- Activity: Wherever the string "cards" appears in the entries below, return the line that holds it.

BEGIN Given data

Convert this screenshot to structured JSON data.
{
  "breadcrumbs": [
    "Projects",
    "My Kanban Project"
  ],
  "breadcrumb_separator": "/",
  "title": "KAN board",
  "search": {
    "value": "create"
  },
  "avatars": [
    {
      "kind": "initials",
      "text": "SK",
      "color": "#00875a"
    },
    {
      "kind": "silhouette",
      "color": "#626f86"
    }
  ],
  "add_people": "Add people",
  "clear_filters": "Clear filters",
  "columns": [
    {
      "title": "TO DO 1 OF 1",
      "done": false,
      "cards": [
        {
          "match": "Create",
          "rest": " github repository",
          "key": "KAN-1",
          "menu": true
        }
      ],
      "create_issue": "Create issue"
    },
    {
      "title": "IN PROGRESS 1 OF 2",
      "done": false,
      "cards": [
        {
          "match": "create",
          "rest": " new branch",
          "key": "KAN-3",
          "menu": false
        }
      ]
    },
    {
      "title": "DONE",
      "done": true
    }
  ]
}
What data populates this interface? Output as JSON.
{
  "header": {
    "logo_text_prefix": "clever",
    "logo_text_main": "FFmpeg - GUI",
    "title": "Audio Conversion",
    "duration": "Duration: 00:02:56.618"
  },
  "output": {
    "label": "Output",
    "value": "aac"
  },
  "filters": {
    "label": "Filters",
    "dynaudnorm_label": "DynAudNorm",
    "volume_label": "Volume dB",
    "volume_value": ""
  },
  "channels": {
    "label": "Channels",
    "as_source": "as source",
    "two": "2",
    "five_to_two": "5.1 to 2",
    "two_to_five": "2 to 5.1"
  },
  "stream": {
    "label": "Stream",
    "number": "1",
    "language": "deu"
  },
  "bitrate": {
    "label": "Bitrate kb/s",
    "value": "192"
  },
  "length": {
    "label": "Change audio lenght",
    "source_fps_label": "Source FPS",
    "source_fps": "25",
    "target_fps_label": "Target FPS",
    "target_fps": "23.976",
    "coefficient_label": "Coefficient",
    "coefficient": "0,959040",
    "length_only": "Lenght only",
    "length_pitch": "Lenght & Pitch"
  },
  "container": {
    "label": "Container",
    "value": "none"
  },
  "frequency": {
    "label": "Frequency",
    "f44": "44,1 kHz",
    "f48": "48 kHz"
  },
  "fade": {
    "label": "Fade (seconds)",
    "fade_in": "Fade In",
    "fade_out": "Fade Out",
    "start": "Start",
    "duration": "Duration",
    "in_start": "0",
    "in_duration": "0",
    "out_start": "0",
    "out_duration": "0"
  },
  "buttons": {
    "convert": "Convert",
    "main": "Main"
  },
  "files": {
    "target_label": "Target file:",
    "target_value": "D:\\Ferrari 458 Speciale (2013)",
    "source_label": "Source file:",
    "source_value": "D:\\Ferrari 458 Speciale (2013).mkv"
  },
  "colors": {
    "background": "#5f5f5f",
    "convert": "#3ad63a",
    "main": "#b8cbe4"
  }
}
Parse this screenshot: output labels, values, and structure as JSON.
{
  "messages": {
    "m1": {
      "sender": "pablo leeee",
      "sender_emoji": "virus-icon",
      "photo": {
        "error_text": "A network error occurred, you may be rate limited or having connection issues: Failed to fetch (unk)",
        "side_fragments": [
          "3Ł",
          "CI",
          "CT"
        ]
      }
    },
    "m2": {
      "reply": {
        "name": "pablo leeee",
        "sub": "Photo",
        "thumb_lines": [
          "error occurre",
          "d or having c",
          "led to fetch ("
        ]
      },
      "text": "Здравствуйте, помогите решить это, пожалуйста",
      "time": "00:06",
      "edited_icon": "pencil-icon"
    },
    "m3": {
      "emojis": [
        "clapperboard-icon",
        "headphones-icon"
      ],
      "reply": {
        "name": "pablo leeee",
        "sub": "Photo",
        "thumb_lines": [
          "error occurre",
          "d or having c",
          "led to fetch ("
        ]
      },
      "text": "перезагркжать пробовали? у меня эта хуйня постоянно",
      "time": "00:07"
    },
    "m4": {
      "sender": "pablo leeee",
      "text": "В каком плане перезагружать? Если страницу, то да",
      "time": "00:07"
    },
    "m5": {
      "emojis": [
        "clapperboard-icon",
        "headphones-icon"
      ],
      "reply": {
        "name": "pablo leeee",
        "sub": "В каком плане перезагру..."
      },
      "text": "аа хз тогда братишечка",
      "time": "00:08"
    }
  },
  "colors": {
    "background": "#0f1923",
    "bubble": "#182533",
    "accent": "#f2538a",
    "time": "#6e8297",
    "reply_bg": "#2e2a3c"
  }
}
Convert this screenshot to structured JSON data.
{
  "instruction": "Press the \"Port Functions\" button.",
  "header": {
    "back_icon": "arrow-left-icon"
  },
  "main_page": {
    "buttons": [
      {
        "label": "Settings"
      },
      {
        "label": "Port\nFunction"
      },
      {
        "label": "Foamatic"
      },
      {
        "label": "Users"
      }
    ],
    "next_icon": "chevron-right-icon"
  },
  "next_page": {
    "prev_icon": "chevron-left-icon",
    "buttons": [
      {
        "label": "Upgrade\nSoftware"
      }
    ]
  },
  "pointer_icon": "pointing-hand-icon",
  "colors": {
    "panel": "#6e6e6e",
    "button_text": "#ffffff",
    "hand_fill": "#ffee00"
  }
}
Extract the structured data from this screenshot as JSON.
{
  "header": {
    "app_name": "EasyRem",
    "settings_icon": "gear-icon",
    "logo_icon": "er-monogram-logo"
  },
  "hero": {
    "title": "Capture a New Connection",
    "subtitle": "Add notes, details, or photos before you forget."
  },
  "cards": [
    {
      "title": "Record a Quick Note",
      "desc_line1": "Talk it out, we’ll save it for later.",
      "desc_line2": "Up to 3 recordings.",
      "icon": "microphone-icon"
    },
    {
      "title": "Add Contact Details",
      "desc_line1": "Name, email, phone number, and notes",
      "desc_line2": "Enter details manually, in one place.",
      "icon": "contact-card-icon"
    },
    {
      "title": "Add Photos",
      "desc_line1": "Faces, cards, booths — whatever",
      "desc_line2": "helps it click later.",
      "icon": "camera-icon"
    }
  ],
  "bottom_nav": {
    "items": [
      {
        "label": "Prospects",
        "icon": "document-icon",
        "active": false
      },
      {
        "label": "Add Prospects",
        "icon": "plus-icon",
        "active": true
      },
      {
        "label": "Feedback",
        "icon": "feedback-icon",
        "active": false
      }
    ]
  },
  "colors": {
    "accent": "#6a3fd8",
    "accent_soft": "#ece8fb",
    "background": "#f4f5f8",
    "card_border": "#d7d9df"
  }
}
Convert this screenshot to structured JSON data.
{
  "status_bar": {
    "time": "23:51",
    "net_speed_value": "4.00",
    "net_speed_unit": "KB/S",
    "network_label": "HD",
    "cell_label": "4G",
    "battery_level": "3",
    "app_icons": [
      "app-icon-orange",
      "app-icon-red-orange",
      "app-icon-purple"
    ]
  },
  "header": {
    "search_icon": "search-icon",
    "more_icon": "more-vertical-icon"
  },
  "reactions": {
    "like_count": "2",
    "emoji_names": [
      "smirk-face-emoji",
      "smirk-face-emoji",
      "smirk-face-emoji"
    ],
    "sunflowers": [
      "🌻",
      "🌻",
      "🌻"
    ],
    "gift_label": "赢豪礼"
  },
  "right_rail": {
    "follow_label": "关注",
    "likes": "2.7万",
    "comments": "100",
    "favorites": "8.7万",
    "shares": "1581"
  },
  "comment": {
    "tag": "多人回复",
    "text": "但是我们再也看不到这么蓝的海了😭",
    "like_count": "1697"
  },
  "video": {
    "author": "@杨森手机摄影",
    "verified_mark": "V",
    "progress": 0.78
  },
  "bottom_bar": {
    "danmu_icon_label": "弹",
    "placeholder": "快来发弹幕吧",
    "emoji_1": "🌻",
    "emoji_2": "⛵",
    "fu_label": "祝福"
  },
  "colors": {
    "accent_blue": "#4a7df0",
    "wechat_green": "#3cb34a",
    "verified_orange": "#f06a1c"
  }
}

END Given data

- Answer to this problem:
      "cards": [
      "cards": [
  "cards": [
      "desc_line1": "Faces, cards, booths — whatever",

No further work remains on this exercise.